[[ Data for the task, beginning ]]
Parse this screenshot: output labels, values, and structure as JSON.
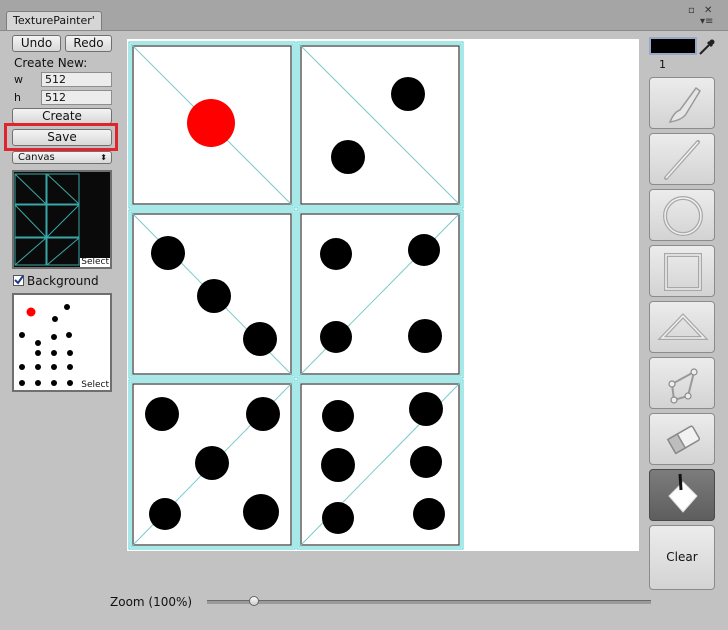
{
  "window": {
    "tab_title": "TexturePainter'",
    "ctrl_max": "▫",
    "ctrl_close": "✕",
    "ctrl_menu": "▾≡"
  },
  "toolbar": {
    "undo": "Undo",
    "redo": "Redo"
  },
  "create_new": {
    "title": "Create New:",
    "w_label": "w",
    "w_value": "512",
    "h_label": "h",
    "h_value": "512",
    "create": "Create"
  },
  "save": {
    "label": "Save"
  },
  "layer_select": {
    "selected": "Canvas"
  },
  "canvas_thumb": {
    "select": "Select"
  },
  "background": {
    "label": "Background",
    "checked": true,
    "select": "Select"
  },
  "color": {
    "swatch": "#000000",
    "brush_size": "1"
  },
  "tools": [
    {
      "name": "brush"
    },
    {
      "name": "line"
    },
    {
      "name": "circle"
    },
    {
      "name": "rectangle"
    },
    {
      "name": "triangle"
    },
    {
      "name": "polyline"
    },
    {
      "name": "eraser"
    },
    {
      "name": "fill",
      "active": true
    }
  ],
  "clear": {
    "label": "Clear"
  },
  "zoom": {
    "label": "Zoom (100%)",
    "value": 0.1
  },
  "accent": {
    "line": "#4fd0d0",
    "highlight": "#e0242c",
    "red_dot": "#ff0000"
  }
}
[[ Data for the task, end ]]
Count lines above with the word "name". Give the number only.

Task answer – 8